Highlighting the significance of the Indo-Pacific vision, S Jaishankar on Tuesday said that it “represents a return of history”.
Highlighting the significance of the Indo-Pacific vision and its role in current geopolitics, India’s External Affairs minister Dr S Jaishankar on Tuesday said that it “represents a return of history” and “reflects the reality of globalization” and “emergence of multi-polarity and the benefits of rebalancing”.
Speaking at the inaugural session of the 1st edition of the Indo-Pacific Business Summit, EAM said, “Seamless and integrated space was disconnected decades ago” but as “many Indian Ocean economies trade further east and as Pacific ones too have displayed a presence south and westwards, we are quite sensibly seeing the landscape for what it really is”.
Indo-Pacific as a vision, whose geographical boundaries are from the eastern shores of Africa to the western shores of America is backed by Delhi and Washington. The term is increasingly gaining currency in recent time, with many European, ASEAN and African countries backing it.
EAM explained the vision “means the overcoming of the Cold War and a rejection of bipolarity and dominance” and is an “expression of our collective interest in promoting global prosperity and securing the global commons.”

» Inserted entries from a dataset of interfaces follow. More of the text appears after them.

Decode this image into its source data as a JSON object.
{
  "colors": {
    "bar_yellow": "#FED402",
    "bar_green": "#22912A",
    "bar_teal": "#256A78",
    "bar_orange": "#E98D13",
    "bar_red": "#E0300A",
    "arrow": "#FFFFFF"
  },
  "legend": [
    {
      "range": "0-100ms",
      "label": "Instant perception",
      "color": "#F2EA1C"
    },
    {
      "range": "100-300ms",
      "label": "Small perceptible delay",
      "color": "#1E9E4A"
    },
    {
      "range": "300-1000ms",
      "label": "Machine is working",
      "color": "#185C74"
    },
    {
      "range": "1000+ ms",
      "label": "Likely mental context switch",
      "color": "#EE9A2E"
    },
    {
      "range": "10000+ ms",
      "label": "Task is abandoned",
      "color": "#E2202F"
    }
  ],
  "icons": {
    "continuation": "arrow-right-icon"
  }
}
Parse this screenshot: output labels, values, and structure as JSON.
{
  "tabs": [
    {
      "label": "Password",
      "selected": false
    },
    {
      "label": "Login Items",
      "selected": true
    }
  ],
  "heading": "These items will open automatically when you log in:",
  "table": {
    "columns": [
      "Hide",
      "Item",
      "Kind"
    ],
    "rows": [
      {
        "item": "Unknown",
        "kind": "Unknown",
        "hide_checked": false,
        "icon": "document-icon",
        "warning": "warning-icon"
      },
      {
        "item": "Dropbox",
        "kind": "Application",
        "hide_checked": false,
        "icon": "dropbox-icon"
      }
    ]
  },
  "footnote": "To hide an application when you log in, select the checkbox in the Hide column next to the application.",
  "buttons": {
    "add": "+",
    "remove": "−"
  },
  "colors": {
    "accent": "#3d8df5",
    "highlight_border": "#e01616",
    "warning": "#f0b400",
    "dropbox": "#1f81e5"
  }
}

During the address, he pointed out to the “salience of health” amid the Covid crisis, the “power of the digital” with “like-minded countries must work together for data-driven digital development partnerships” and “the importance of building or re-building greener”.
The virtual meet saw participation of Maldives FM Abdulla Shahid, Australia FM Marise Payne, Mauritius’s FM Alan Ganoo, France’s Minister Delegate for Foreign Trade Franck Riester. The event jointly organized by CII and MEA also saw envoys of 12 countries–Australia, Chile, France, Japan, Maldives, Mexico, Fiji, Mauritius, Singapore, Thailand, Vietnam, UAE speaking.
On COVID crisis, EAM assured that “India is coming out of the second wave and will witness a strong economic recovery”. He expressed confidence, that the country will “contribute to being an engine of growth for the global economy” and “will be very much a part of more reliable and resilient supply chains that the post-Covid world requires”.
Global supply chains, largely dependent on China saw lot of pressure amid the covid pandemic, something which is being slowly changed with likeminded countries with democracy as the shared value slowly changing.